They are a successful company and probably considered leaders in their market. They have healthy profit margins and their industry is in rapid growth.
All the ingredients for yet more success you’d think, right?
The problem is that whilst their industry is growing rapidly there is change afoot.
Technology is transforming their landscape, customers have even more choice than before and there is the potential of regulatory change but healthy profit margins are insulating the minds that run the company.
After all if the numbers are good why change?
That is the kind of thinking that can kill a company.
I’m not saying numbers and financials aren’t important. All the usual maxims around cash and cash flow are still relevant but just focusing on the numbers can mask the real threats.
Look at the book market and what Amazon did.

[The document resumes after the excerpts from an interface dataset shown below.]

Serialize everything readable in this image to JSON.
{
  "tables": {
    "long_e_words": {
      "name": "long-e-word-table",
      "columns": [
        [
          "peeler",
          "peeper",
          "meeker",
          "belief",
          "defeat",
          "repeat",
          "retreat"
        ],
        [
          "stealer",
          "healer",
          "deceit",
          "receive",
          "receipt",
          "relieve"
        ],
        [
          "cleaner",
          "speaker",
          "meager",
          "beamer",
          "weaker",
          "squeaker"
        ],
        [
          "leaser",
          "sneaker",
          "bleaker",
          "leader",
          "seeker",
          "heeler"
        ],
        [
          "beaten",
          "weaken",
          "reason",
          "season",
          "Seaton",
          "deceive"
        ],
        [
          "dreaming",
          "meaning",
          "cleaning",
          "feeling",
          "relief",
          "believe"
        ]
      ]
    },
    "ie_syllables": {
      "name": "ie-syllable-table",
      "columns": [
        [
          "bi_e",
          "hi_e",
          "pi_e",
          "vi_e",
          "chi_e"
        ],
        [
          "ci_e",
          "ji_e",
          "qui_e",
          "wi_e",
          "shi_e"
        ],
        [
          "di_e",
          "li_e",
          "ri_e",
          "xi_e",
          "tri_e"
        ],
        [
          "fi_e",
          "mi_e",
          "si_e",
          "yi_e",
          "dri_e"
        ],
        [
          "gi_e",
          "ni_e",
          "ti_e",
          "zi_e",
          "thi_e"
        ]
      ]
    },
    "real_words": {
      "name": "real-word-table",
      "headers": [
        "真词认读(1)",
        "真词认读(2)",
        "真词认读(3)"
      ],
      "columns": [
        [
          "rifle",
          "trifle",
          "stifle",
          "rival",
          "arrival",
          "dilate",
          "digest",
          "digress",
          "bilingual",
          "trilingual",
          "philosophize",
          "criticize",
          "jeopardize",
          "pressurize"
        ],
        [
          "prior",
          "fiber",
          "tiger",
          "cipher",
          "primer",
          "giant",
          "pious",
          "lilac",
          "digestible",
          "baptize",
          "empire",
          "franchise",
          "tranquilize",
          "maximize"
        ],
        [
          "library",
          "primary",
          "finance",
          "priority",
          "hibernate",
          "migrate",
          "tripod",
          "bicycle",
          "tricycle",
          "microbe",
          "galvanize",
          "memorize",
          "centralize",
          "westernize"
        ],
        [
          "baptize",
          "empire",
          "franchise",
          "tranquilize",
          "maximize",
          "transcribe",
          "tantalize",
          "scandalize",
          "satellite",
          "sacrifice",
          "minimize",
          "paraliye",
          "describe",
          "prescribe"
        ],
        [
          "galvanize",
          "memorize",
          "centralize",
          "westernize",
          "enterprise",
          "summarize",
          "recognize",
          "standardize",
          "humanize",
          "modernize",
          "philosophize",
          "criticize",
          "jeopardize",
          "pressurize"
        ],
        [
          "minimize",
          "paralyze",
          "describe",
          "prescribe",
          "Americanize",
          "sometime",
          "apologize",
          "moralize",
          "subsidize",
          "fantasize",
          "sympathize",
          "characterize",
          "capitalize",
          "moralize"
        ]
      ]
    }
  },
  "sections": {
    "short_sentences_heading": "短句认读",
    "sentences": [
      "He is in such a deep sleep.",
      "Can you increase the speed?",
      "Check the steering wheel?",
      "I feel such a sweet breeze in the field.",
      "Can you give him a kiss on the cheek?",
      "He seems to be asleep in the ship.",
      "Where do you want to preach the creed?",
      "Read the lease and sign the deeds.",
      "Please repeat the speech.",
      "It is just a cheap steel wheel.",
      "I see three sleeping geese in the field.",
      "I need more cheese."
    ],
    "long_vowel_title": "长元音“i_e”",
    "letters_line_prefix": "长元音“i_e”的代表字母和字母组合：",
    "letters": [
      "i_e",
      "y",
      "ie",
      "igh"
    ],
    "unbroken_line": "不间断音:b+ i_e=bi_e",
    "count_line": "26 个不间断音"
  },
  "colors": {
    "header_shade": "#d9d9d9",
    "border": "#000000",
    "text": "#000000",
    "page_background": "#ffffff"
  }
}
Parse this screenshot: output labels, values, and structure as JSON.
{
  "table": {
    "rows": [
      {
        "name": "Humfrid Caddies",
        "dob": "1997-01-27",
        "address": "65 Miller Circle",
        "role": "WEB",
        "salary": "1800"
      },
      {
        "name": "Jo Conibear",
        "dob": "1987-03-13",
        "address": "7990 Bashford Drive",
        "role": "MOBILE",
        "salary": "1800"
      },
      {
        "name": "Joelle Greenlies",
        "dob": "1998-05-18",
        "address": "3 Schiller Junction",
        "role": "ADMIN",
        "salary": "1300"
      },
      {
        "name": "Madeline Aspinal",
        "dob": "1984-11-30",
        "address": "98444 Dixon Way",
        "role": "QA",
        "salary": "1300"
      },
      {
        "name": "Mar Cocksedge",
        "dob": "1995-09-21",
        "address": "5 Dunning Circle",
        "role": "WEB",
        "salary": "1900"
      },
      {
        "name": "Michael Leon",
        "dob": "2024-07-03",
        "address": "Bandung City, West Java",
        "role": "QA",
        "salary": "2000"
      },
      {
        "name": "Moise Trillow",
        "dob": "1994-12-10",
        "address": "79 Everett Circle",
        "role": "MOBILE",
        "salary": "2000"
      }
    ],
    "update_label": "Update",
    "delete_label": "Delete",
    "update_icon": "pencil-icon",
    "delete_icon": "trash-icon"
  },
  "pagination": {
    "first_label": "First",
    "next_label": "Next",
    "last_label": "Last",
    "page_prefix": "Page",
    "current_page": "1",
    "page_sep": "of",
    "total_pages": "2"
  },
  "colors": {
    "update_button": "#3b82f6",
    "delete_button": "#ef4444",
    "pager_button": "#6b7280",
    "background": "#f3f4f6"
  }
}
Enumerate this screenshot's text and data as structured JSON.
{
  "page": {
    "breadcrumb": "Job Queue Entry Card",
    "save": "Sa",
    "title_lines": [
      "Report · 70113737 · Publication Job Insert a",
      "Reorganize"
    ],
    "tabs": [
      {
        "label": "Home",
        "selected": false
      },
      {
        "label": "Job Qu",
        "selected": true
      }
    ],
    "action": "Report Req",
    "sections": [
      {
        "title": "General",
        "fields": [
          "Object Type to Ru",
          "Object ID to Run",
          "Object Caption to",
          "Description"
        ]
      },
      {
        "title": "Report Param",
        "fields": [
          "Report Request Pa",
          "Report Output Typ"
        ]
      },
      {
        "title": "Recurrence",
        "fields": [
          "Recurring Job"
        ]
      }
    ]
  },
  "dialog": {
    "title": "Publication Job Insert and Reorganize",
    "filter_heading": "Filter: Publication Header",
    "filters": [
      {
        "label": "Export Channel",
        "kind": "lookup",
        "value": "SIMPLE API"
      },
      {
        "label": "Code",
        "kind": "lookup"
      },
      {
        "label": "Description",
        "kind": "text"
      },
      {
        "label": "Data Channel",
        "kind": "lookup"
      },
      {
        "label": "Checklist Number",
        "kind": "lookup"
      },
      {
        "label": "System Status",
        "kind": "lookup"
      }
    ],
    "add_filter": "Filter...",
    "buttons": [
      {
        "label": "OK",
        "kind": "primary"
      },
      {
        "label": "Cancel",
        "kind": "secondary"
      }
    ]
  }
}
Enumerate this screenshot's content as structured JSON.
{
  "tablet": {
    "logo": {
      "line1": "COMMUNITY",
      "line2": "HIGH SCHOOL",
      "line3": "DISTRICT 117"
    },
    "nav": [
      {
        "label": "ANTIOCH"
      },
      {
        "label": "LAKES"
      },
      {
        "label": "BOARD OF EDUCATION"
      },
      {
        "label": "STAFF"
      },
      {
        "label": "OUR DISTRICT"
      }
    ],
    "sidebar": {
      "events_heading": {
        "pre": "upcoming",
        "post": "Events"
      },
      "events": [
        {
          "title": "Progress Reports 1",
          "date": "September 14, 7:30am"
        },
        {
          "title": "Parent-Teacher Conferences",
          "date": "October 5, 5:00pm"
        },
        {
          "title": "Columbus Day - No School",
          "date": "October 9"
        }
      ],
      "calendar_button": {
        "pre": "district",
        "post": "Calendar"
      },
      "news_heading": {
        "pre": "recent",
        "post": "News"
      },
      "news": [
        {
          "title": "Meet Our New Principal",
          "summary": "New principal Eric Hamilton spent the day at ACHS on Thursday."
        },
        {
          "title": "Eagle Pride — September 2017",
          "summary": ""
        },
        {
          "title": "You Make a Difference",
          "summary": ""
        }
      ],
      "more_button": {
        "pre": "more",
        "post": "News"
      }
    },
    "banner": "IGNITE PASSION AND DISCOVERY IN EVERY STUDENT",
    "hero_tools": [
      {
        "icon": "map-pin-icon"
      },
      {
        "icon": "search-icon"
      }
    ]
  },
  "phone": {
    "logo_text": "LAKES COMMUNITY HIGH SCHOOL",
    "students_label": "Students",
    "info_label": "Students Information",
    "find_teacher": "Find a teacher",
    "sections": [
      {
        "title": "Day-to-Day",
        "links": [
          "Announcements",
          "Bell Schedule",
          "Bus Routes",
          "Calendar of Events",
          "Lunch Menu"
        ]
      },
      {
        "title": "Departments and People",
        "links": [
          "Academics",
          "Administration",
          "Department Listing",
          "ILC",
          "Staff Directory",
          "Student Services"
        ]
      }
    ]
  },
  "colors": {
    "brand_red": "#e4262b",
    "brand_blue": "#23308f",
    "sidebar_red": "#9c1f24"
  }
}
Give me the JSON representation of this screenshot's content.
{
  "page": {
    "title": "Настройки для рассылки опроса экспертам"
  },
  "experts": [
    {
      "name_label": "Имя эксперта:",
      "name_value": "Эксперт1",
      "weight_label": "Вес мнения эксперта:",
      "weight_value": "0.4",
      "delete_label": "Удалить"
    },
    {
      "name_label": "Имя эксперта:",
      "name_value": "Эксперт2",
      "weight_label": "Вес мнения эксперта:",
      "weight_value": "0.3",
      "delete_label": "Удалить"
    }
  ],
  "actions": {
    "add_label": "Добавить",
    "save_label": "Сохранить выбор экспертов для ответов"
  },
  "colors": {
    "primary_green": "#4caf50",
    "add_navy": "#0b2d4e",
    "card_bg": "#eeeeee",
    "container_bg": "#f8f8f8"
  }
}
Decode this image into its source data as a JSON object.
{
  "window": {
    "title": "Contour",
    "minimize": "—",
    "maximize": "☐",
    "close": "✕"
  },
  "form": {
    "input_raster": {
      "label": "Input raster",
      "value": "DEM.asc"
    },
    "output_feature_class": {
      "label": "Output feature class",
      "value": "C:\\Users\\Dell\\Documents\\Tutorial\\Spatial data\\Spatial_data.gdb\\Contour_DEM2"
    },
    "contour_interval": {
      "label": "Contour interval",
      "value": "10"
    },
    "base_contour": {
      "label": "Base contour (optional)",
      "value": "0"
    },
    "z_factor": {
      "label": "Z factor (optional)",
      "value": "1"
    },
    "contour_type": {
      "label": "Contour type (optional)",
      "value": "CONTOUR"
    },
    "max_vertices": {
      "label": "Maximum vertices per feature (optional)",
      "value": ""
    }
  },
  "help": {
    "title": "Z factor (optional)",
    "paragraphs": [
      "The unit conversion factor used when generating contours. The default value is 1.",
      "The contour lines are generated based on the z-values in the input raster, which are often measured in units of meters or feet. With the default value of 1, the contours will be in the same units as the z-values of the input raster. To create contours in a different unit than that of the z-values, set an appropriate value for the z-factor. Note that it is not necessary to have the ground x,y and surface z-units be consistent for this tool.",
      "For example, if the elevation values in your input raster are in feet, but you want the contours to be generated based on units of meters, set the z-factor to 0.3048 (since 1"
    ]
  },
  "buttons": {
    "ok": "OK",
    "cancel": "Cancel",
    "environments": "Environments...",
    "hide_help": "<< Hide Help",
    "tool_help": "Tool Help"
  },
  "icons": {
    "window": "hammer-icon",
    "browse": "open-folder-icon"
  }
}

Why didn’t the major market leaders think to do what Amazon did? The answer I’d say is that they were too comfortable in their business model, their numbers and the way they did things. They got caught looking the other way and have been playing catch up ever since while Amazon keep pushing the boundaries and adding to their offering.
More recently Zappos has transformed the shoe market. Tony Hsieh, their CEO, isn’t a shoe expert but yet he grabbed the opportunity in the market which was also available to dominant players in the industry. You can order shoes online from Zappos, return them for free and you get rockstar customer service as a bonus. Now compare that to your average High Street experience.
In my own experience I worked for a very successful brand that committed suicide because it got locked into its numbers and ended up chasing its tail. The business was so focused on delivering a number that it became reliant on what turned out to be a toxic business model. It drove out all meaningful creativity and innovation which had made it a leader in the first place and instead transformed itself into an also ran as the market changed and swallowed it whole.
Great organisations know that numbers are just numbers. You can’t afford to rest on your laurels and wrap yourself in the comfort of healthy margins. You have to keep your eyes on what’s happening around.
So, I’d encourage you to take a look into your business.
Do you have any ‘sacred cash cows’ or products that you’ve become over reliant on to drive revenue?
If so, are you thinking about what might happen if all that changes?
Are your numbers hiding something you need to pay attention to?